I hope you enjoy taking a closer look at some of the things I find interesting.
- North America (155)
- South America (171)
- Amphibians (10)
- Frogs and Toads (10)
- Arachnids (41)
- Fungi (3)
- Insects (215)
- Ants, Bees, Wasps and Relatives (44)
- Barklice (1)
- Beetles (27)
- Butterflies and Moths (55)
- Cockroaches (2)
- Dragonflies (1)
- Earwigs (1)
- Flies (20)
- Grasshoppers and Relatives (9)
- Mantids (3)
- Net-winged Insects (7)
- Termites (5)
- Thrips (1)
- True Bugs (57)
- Walkingsticks (1)
- Webspinners (1)
- Mammals (2)
- Millipedes (1)
- Polyxenids (1)
- Plants (3)
- Reptiles (13)
- Velvet Worms (3)
- Amphibians (10)
Don’t stare at the eyes too long; you might fall under its spell.
Leafcutter ants are a common sight in the Brazilian cerrado. I admit to being apathetic when it comes to photographing them. In order for me to turn my lens on them, something unusual generally has to be happening. In this case, I first noticed something odd occurring around one of the nest entrances. Looking closer, I could see the ants were being attacked by a small fly. I had read about that, but had never seen it personally. Intrigued, I figured I’d spend a few minutes shooting, even though I fully expected to end up with nothing usable. I was pleasantly surprised that one of the images managed to get both an ant and the fly in focus.
This assassin bug mimics a bee quite well. It even seems to have pollen baskets on its hind legs.
Each one of these eggs from the underside of a leaf was parasitized by a wasp. Â Their barrel shape with round fringed caps suggests they might be stink bug eggs. Had a stink bug nymph emerged, the caps would have been neatly opened. Instead, they each have a roundish hole chewed in them. In fact, there’s a parasitoid wasp straggler chewing its way free from the rightmost egg.
I might be seeing things, but you can almost make out the wasp’s body through the transparent egg shell.
I didn’t notice at the time, but a mite came along.
These two photos of critters both 4mm long were taken less than an hour apart in spots just a few feet apart. I believe these two are probably a mimic and its model.
I first photographed the jumping spider. I only got a few shots before I lost it. Later I spotted the ant and took quite a few photos. Here I selected one that would show roughly the same pose as the spider.

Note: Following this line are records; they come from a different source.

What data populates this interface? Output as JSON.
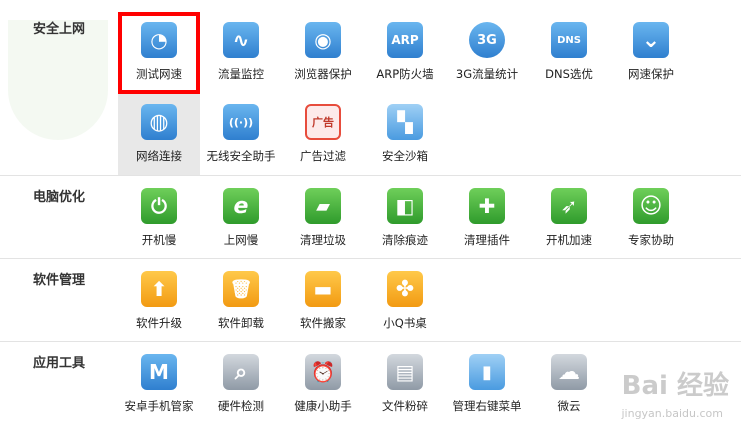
{
  "sections": [
    {
      "title": "安全上网",
      "tools": [
        {
          "label": "测试网速",
          "icon": "speedometer-icon",
          "glyph": "◔"
        },
        {
          "label": "流量监控",
          "icon": "traffic-chart-icon",
          "glyph": "∿"
        },
        {
          "label": "浏览器保护",
          "icon": "mouse-shield-icon",
          "glyph": "◉"
        },
        {
          "label": "ARP防火墙",
          "icon": "arp-icon",
          "glyph": "ARP"
        },
        {
          "label": "3G流量统计",
          "icon": "3g-icon",
          "glyph": "3G"
        },
        {
          "label": "DNS选优",
          "icon": "dns-icon",
          "glyph": "DNS"
        },
        {
          "label": "网速保护",
          "icon": "double-chevron-shield-icon",
          "glyph": "⌄"
        },
        {
          "label": "网络连接",
          "icon": "globe-icon",
          "glyph": "◍"
        },
        {
          "label": "无线安全助手",
          "icon": "wifi-shield-icon",
          "glyph": "((·))"
        },
        {
          "label": "广告过滤",
          "icon": "ad-block-icon",
          "glyph": "广告"
        },
        {
          "label": "安全沙箱",
          "icon": "sandbox-icon",
          "glyph": "▚"
        }
      ]
    },
    {
      "title": "电脑优化",
      "tools": [
        {
          "label": "开机慢",
          "icon": "power-icon",
          "glyph": "⏻"
        },
        {
          "label": "上网慢",
          "icon": "ie-icon",
          "glyph": "e"
        },
        {
          "label": "清理垃圾",
          "icon": "broom-icon",
          "glyph": "▰"
        },
        {
          "label": "清除痕迹",
          "icon": "eraser-icon",
          "glyph": "◧"
        },
        {
          "label": "清理插件",
          "icon": "puzzle-icon",
          "glyph": "✚"
        },
        {
          "label": "开机加速",
          "icon": "rocket-icon",
          "glyph": "➶"
        },
        {
          "label": "专家协助",
          "icon": "expert-icon",
          "glyph": "☺"
        }
      ]
    },
    {
      "title": "软件管理",
      "tools": [
        {
          "label": "软件升级",
          "icon": "upgrade-arrow-icon",
          "glyph": "⬆"
        },
        {
          "label": "软件卸载",
          "icon": "trash-icon",
          "glyph": "🗑"
        },
        {
          "label": "软件搬家",
          "icon": "truck-icon",
          "glyph": "▬"
        },
        {
          "label": "小Q书桌",
          "icon": "clover-icon",
          "glyph": "✤"
        }
      ]
    },
    {
      "title": "应用工具",
      "tools": [
        {
          "label": "安卓手机管家",
          "icon": "android-manager-icon",
          "glyph": "M"
        },
        {
          "label": "硬件检测",
          "icon": "magnifier-icon",
          "glyph": "⌕"
        },
        {
          "label": "健康小助手",
          "icon": "alarm-clock-icon",
          "glyph": "⏰"
        },
        {
          "label": "文件粉碎",
          "icon": "shredder-icon",
          "glyph": "▤"
        },
        {
          "label": "管理右键菜单",
          "icon": "mouse-icon",
          "glyph": "▮"
        },
        {
          "label": "微云",
          "icon": "cloud-icon",
          "glyph": "☁"
        }
      ]
    }
  ],
  "watermark": {
    "text": "Bai 经验",
    "sub": "jingyan.baidu.com"
  },
  "colors": {
    "highlight": "#ff0000",
    "selected_bg": "#e8e8e8",
    "blue": "#3a8fdc",
    "green": "#3ea83a",
    "orange": "#f5a623"
  }
}
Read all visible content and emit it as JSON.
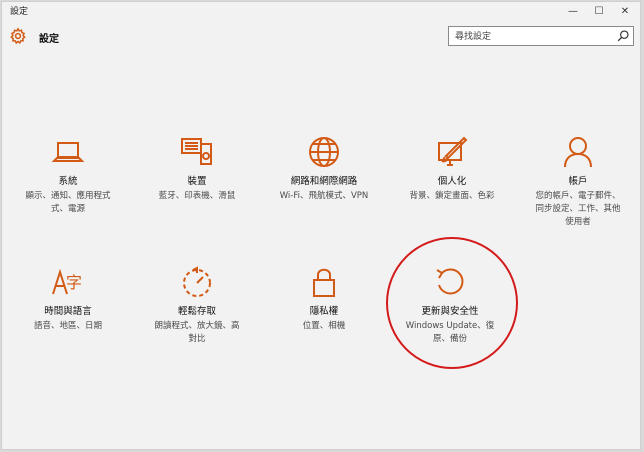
{
  "window": {
    "title": "設定",
    "minimize_glyph": "—",
    "maximize_glyph": "☐",
    "close_glyph": "✕"
  },
  "header": {
    "app_name": "設定",
    "icon": "gear-icon"
  },
  "search": {
    "placeholder": "尋找設定",
    "value": "",
    "icon": "search-icon"
  },
  "tiles": [
    {
      "name": "系統",
      "desc1": "顯示、通知、應用程式",
      "desc2": "式、電源",
      "icon": "laptop-icon"
    },
    {
      "name": "裝置",
      "desc1": "藍牙、印表機、滑鼠",
      "desc2": "",
      "icon": "keyboard-device-icon"
    },
    {
      "name": "網路和網際網路",
      "desc1": "Wi-Fi、飛航模式、VPN",
      "desc2": "",
      "icon": "globe-icon"
    },
    {
      "name": "個人化",
      "desc1": "背景、鎖定畫面、色彩",
      "desc2": "",
      "icon": "paint-screen-icon"
    },
    {
      "name": "帳戶",
      "desc1": "您的帳戶、電子郵件、",
      "desc2": "同步設定、工作、其他",
      "desc3": "使用者",
      "icon": "person-icon"
    },
    {
      "name": "時間與語言",
      "desc1": "語音、地區、日期",
      "desc2": "",
      "icon": "language-icon"
    },
    {
      "name": "輕鬆存取",
      "desc1": "朗讀程式、放大鏡、高",
      "desc2": "對比",
      "icon": "ease-of-access-icon"
    },
    {
      "name": "隱私權",
      "desc1": "位置、相機",
      "desc2": "",
      "icon": "lock-icon"
    },
    {
      "name": "更新與安全性",
      "desc1": "Windows Update、復",
      "desc2": "原、備份",
      "icon": "update-refresh-icon"
    }
  ],
  "colors": {
    "accent": "#d35a14",
    "annotation": "#d41a1a",
    "background": "#f2f2f2"
  }
}
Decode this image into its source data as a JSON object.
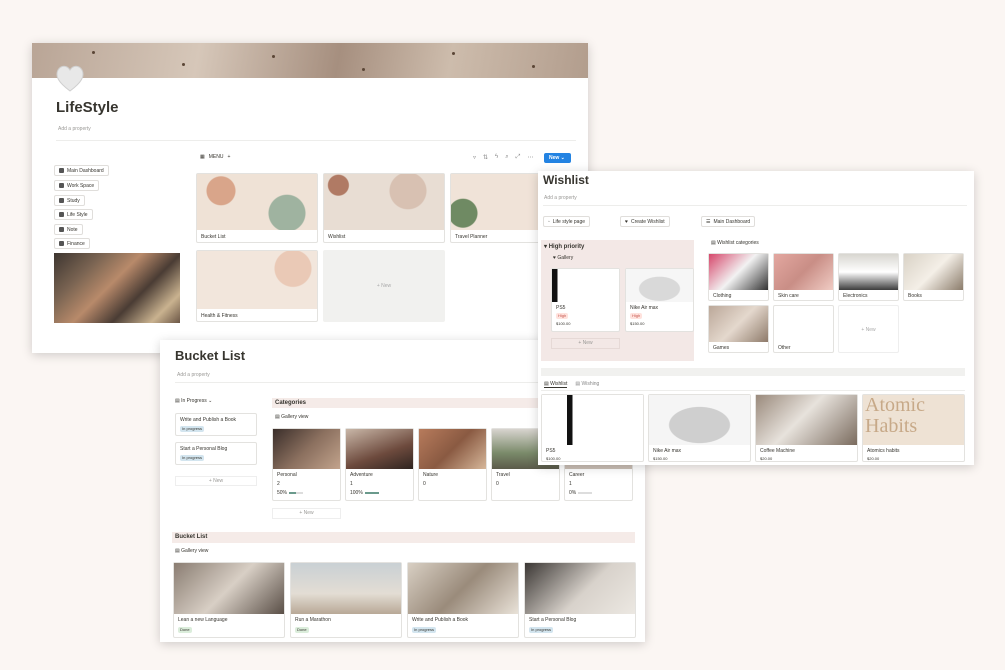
{
  "lifestyle": {
    "title": "LifeStyle",
    "add_property": "Add a property",
    "menu_label": "MENU",
    "new_btn": "New",
    "nav": [
      "Main Dashboard",
      "Work Space",
      "Study",
      "Life Style",
      "Note",
      "Finance"
    ],
    "cards": [
      "Bucket List",
      "Wishlist",
      "Travel Planner",
      "Health & Fitness"
    ],
    "new_card": "+ New"
  },
  "bucket": {
    "title": "Bucket List",
    "add_property": "Add a property",
    "in_progress": "In Progress",
    "progress_items": [
      {
        "title": "Write and Publish a Book",
        "status": "In progress"
      },
      {
        "title": "Start a Personal Blog",
        "status": "In progress"
      }
    ],
    "new_label": "+ New",
    "categories_title": "Categories",
    "gallery_view": "Gallery view",
    "categories": [
      {
        "name": "Personal",
        "count": "2",
        "pct": "50%"
      },
      {
        "name": "Adventure",
        "count": "1",
        "pct": "100%"
      },
      {
        "name": "Nature",
        "count": "0",
        "pct": ""
      },
      {
        "name": "Travel",
        "count": "0",
        "pct": ""
      },
      {
        "name": "Career",
        "count": "1",
        "pct": "0%"
      }
    ],
    "list_title": "Bucket List",
    "list_view": "Gallery view",
    "items": [
      {
        "name": "Lean a new Language",
        "status": "Done"
      },
      {
        "name": "Run a Marathon",
        "status": "Done"
      },
      {
        "name": "Write and Publish a Book",
        "status": "In progress"
      },
      {
        "name": "Start a Personal Blog",
        "status": "In progress"
      }
    ]
  },
  "wishlist": {
    "title": "Wishlist",
    "add_property": "Add a property",
    "buttons": [
      "Life style page",
      "Create Wishlist",
      "Main Dashboard"
    ],
    "priority_title": "High priority",
    "gallery": "Gallery",
    "priority_items": [
      {
        "name": "PS5",
        "tag": "High",
        "price": "$100.00"
      },
      {
        "name": "Nike Air max",
        "tag": "High",
        "price": "$150.00"
      }
    ],
    "new_label": "+ New",
    "categories_title": "Wishlist categories",
    "categories": [
      "Clothing",
      "Skin care",
      "Electronics",
      "Books",
      "Games",
      "Other"
    ],
    "tabs": [
      "Wishlist",
      "Wishing"
    ],
    "items": [
      {
        "name": "PS5",
        "price": "$100.00"
      },
      {
        "name": "Nike Air max",
        "price": "$150.00"
      },
      {
        "name": "Coffee Machine",
        "price": "$20.00"
      },
      {
        "name": "Atomics habits",
        "price": "$20.00"
      }
    ],
    "atomic_text": "Atomic Habits"
  }
}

The area around the rearmost eyes of the jumping spider is darkened to better match the larger black eyes of the ant. The dark spots on the spider’s abdomen are an anomaly though. Maybe this ant isn’t the model after all?
Those are some weird looking antennae for a planthopper. After a bit of research, I determined that this member of the family Delphacidae belongs in the genus Copicerus. There are at least three species in Brazil according to this page. One of those species, Copicerus irroratus, ranges into temperate North America.
This atypical treehopper belongs not to the family Membracidae, but to a separate family, Aetalionidae.
Searching around on the internet, it seems most photographers generally seem to catch these hoppers while tending their eggs, as shown here.
To learn a bit more about the family check out Ted C. MacRae’s postÂ from earlier this year.
I found quite a few cocoons like the one shown above. They all had openings where the moths or parasitoids had emerged. I didn’t spot any hairy caterpillars that might be responsible for them. Here are a few more examples of the cocoons.
This is the largest bagworm I’ve ever seen. The twigs look like they’ve been cut up by a beaver. It was empty, so a moth must have already emerged. I know it’s a bagworm because later in the trip I found another one that still had a caterpillar in it. Unfortunately, I didn’t have my camera with me.
I found several of these caterpillars. They all had lighter colored mid-abdominal segments, like this one.